Nuclear power
South African government declares that public power utility Eskom is soon to institute a specialisation centre focused on nuclear engineering and technology.

The public enterprises minister Lynne Brown made the announcement on Tuesday. She stated that the nuclear engineering centre will form part of the Eskom Power Plant Engineering Institute (EPPEI) phase two programme.

“I would like to announce today that as part of EPPEI Phase 2 programme, Eskom will establish a specialisation centre focusing on nuclear engineering and technology. The specialisation centre will have a dedicated director and partnership with reputable international universities,” Brown said.

While speaking at a conference hosted in Johannesburg the minster underscored that South Africa only has two options for base load and mid-merit operations to manage electricity system requirements, that being coal and nuclear.

“The decision on which technology to deploy then requires an assessment of lifecycle cost, current and future predicted costs, and COP21 [carbon emission reduction] commitments,” Brown noted.

Nuclear engineering centre – timeframe

It is reported that phase 2 of the EPPEI programme, is due to run from 2017 to 2021 and is aimed at funding masters and PhD graduates among others.

Brown conceded that there has been debate on the current and future costs of coal and nuclear.

It is however projected that future cost comparisons will shift in favour of nuclear given increasing coal-fired plant costs associated with more stringent emission limits and the introduction of carbon taxes.

In her address, the minister further highlighted that nuclear offers one of the cheapest sources of electricity, which comes with zero greenhouse gas emissions.

“This requires more research work to quantify and firm up our position that nuclear is [more] favourable than any fossil power generation,” she said.

Investment in energy

According to the gazette, Brown said South Africa has experienced how no investment in energy and electricity infrastructure contributed to influence low growth levels in the economy.

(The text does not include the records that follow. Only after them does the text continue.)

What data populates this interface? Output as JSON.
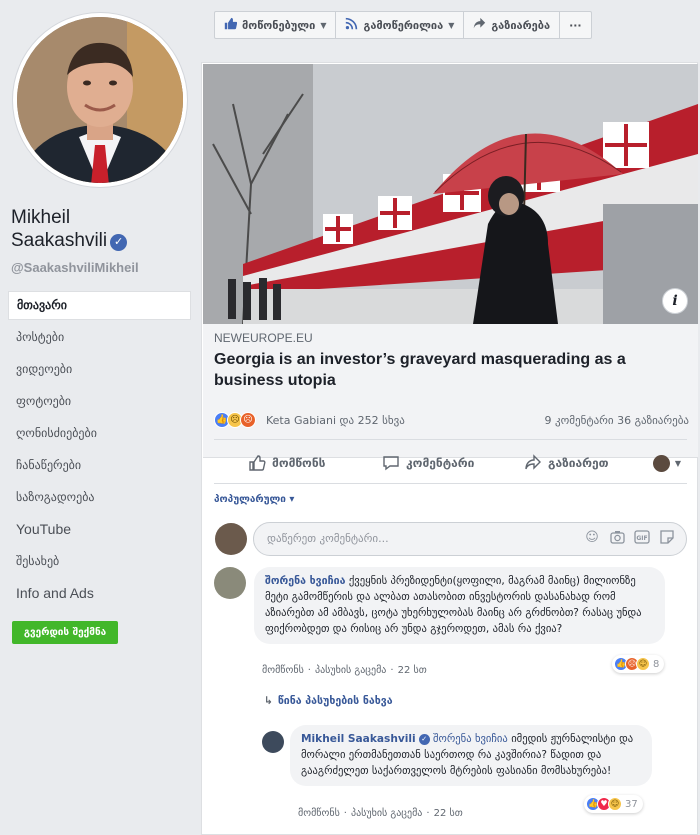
{
  "profile": {
    "name_line1": "Mikheil",
    "name_line2": "Saakashvili",
    "verified_glyph": "✓",
    "handle": "@SaakashviliMikheil"
  },
  "sidebar": {
    "items": [
      {
        "label": "მთავარი",
        "active": true
      },
      {
        "label": "პოსტები"
      },
      {
        "label": "ვიდეოები"
      },
      {
        "label": "ფოტოები"
      },
      {
        "label": "ღონისძიებები"
      },
      {
        "label": "ჩანაწერები"
      },
      {
        "label": "საზოგადოება"
      },
      {
        "label": "YouTube"
      },
      {
        "label": "შესახებ"
      },
      {
        "label": "Info and Ads"
      }
    ],
    "create_page_label": "გვერდის შექმნა"
  },
  "action_bar": {
    "like_label": "მოწონებული",
    "follow_label": "გამოწერილია",
    "share_label": "გაზიარება",
    "more_label": "···"
  },
  "post": {
    "info_glyph": "i",
    "link_domain": "NEWEUROPE.EU",
    "link_title": "Georgia is an investor’s graveyard masquerading as a business utopia",
    "reaction_names": "Keta Gabiani და 252 სხვა",
    "counts": "9 კომენტარი  36 გაზიარება",
    "like_btn": "მომწონს",
    "comment_btn": "კომენტარი",
    "share_btn": "გაზიარეთ",
    "sort_label": "პოპულარული",
    "comment_placeholder": "დაწერეთ კომენტარი..."
  },
  "comments": [
    {
      "author": "შორენა ხვიჩია",
      "text": "ქვეყნის პრეზიდენტი(ყოფილი, მაგრამ მაინც) მილიონზე მეტი გამომწერის და ალბათ ათასობით ინვესტორის დასანახად რომ აზიარებთ ამ ამბავს, ცოტა უხერხულობას მაინც არ გრძნობთ? რასაც უნდა ფიქრობდეთ და რისიც არ უნდა გჯეროდეთ, ამას რა ქვია?",
      "like": "მომწონს",
      "reply": "პასუხის გაცემა",
      "time": "22 სთ",
      "reaction_count": "8"
    },
    {
      "author": "Mikheil Saakashvili",
      "text_mention": "შორენა ხვიჩია",
      "text": "იმედის ჟურნალისტი და მორალი ერთმანეთთან საერთოდ რა კავშირია? წადით და გააგრძელეთ საქართველოს მტრების ფასიანი მომსახურება!",
      "like": "მომწონს",
      "reply": "პასუხის გაცემა",
      "time": "22 სთ",
      "reaction_count": "37"
    }
  ],
  "view_previous_replies": "წინა პასუხების ნახვა",
  "colors": {
    "accent": "#4267b2",
    "link": "#385898",
    "create_button": "#42b72a",
    "background": "#e9ebee"
  },
  "icons": [
    "thumbs-up-icon",
    "rss-icon",
    "share-arrow-icon",
    "comment-icon",
    "smiley-icon",
    "camera-icon",
    "gif-icon",
    "sticker-icon",
    "info-icon",
    "chevron-down-icon",
    "reply-arrow-icon"
  ]
}
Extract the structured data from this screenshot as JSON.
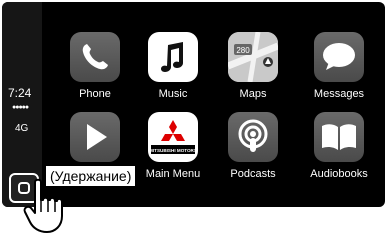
{
  "status": {
    "time": "7:24",
    "signal": "●●●●●",
    "network": "4G"
  },
  "apps": [
    {
      "label": "Phone"
    },
    {
      "label": "Music"
    },
    {
      "label": "Maps",
      "badge": "280"
    },
    {
      "label": "Messages"
    },
    {
      "label": ""
    },
    {
      "label": "Main Menu",
      "icon_text": "MITSUBISHI MOTORS"
    },
    {
      "label": "Podcasts"
    },
    {
      "label": "Audiobooks"
    }
  ],
  "callout": {
    "text": "(Удержание)"
  }
}
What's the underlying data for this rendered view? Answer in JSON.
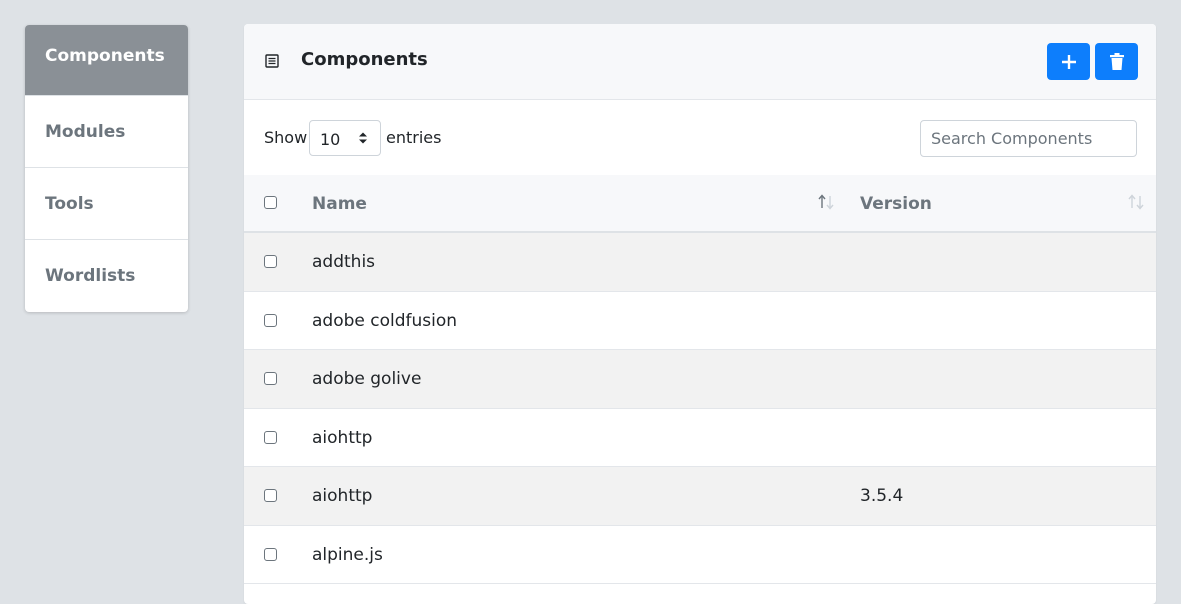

“Taking electricity power to greater number of citizens, across South Africa and our African continent, is indeed critical for economic development…,” she said.